[Excerpts from an interface dataset]
···

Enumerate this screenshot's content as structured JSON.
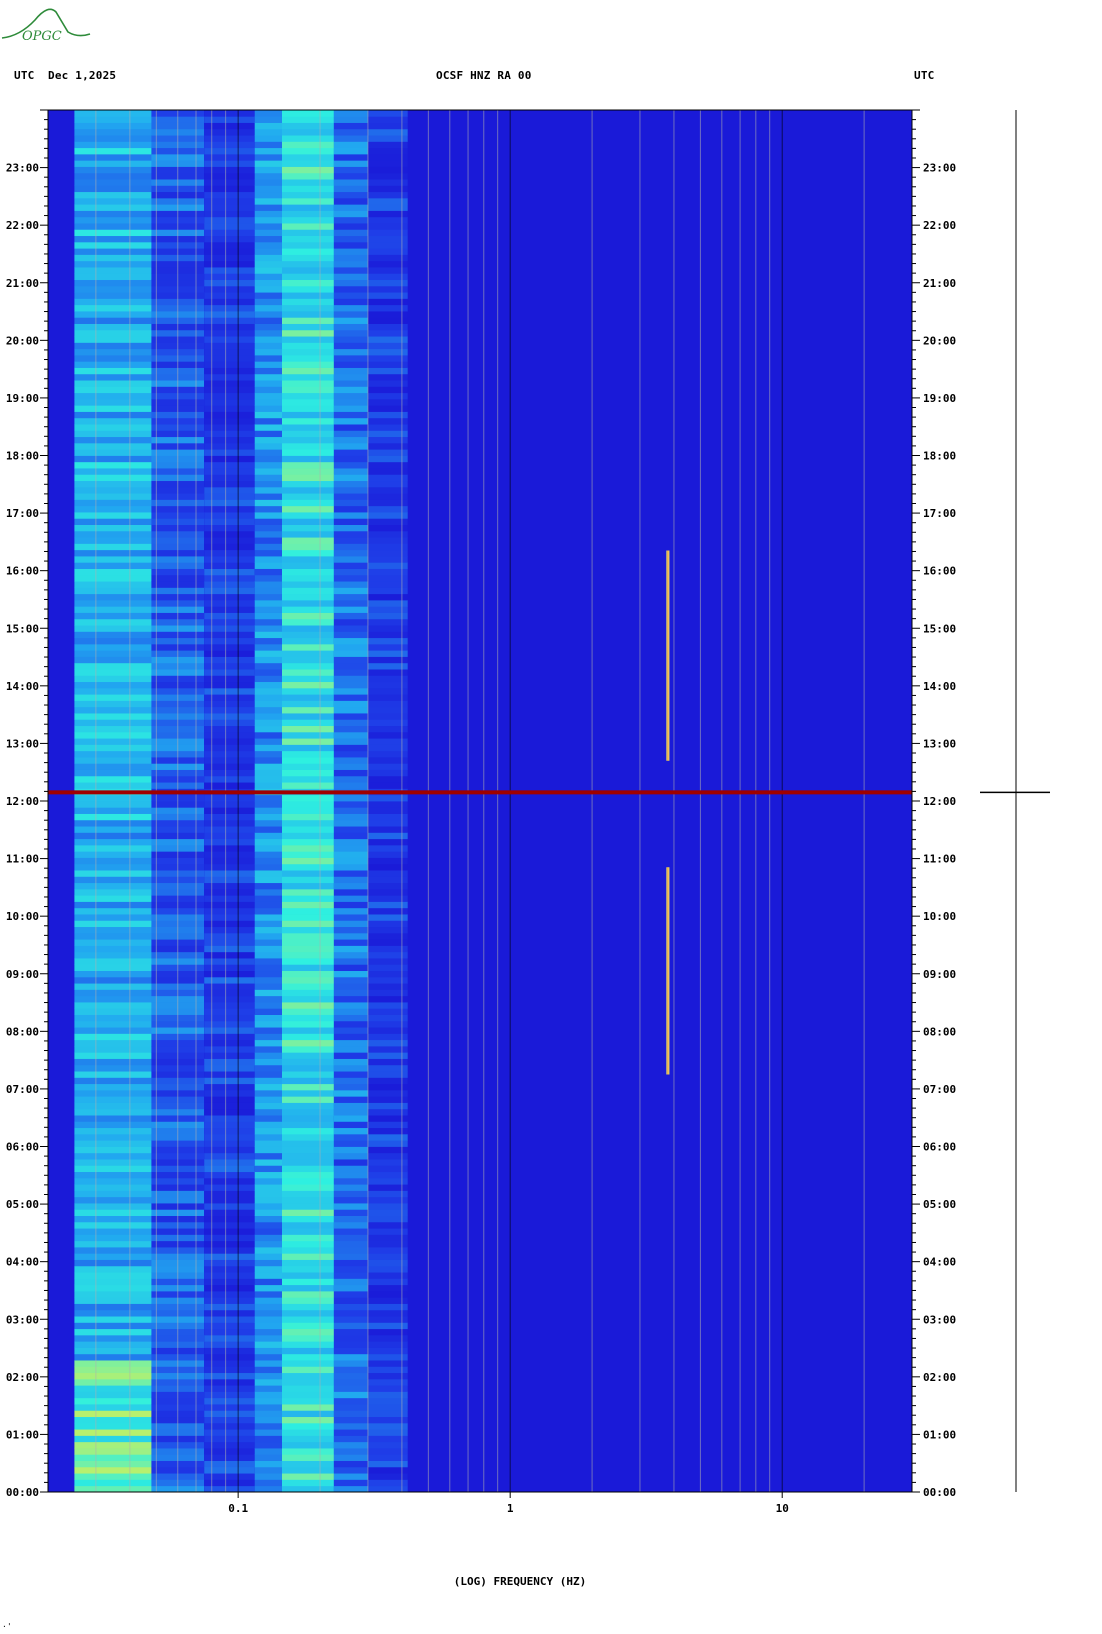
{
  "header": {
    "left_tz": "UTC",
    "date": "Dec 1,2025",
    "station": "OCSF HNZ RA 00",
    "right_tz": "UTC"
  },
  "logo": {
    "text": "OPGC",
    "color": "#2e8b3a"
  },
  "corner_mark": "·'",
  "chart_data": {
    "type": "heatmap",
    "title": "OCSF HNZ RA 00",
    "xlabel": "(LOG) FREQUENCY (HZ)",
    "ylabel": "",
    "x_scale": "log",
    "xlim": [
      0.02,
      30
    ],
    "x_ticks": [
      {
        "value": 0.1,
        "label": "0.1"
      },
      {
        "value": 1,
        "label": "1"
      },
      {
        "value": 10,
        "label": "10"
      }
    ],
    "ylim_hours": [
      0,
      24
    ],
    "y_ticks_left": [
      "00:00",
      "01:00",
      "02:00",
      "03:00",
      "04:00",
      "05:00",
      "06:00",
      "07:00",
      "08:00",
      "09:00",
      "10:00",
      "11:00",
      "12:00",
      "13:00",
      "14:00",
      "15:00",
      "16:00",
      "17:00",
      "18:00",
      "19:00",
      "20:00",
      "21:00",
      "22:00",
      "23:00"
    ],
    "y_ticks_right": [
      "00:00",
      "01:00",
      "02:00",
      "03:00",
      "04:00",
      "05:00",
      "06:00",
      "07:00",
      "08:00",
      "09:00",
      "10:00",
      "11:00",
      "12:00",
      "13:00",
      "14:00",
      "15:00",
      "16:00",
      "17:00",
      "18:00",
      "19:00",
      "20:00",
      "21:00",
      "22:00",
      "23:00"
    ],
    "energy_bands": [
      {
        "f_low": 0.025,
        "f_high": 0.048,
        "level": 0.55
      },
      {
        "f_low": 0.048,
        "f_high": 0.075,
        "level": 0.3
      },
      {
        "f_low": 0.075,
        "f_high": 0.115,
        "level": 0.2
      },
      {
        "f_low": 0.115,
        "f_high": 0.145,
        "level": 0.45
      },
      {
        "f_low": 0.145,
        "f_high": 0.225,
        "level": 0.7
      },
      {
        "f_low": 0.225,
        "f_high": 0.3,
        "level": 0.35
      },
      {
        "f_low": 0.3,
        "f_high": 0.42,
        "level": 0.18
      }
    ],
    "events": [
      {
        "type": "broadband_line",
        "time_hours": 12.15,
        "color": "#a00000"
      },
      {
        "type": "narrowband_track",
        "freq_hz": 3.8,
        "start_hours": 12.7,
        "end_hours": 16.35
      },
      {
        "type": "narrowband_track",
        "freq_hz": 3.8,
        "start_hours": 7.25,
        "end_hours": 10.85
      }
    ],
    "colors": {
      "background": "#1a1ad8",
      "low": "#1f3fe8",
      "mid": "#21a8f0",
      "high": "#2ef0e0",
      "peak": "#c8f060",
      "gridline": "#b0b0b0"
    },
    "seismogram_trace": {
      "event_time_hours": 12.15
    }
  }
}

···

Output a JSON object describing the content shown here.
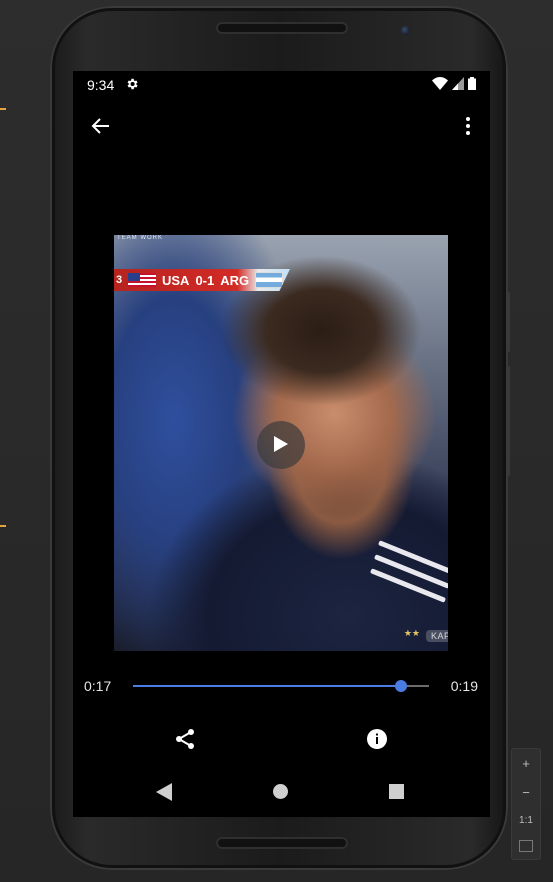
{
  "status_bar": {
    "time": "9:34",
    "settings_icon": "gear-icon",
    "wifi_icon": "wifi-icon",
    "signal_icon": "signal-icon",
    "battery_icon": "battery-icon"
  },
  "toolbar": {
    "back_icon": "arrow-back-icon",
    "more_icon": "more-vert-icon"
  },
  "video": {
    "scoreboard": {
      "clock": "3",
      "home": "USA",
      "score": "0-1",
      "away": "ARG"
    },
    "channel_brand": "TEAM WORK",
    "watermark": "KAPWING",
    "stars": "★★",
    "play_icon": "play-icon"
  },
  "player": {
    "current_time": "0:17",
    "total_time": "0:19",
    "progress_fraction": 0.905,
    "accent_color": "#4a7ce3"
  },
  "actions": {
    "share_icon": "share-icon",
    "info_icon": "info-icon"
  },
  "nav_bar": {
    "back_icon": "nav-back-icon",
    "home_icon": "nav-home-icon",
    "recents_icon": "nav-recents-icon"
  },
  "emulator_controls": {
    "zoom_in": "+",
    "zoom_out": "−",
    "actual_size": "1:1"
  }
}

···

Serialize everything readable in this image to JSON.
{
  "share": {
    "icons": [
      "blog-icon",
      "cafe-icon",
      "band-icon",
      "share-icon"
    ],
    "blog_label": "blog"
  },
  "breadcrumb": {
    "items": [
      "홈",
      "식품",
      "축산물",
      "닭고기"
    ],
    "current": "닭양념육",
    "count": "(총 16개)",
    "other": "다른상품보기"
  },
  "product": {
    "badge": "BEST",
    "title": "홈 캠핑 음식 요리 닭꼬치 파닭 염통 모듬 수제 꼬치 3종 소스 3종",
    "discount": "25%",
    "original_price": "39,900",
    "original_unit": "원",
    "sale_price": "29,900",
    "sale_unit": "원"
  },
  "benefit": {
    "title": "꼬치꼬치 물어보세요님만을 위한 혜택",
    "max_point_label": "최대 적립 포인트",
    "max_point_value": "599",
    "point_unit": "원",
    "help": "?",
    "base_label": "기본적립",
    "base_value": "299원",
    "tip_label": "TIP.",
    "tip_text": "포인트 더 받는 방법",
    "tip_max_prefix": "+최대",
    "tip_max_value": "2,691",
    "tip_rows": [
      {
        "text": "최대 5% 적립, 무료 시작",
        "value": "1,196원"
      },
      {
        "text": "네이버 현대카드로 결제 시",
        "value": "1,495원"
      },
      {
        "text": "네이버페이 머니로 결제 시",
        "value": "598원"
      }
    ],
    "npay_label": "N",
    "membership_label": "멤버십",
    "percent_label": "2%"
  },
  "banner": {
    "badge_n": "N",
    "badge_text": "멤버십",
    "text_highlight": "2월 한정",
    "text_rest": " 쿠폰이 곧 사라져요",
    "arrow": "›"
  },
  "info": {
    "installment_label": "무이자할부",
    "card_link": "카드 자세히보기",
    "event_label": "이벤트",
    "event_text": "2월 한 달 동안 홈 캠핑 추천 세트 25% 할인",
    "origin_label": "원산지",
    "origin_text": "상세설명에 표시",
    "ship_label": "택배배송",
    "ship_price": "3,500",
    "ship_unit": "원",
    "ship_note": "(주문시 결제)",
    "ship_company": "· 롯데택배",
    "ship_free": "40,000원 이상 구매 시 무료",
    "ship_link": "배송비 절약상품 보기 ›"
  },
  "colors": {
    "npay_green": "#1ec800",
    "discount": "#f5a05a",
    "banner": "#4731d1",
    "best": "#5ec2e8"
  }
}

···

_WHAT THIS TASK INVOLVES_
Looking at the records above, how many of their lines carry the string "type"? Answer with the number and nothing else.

_RESULT FOR THIS EXERCISE_
4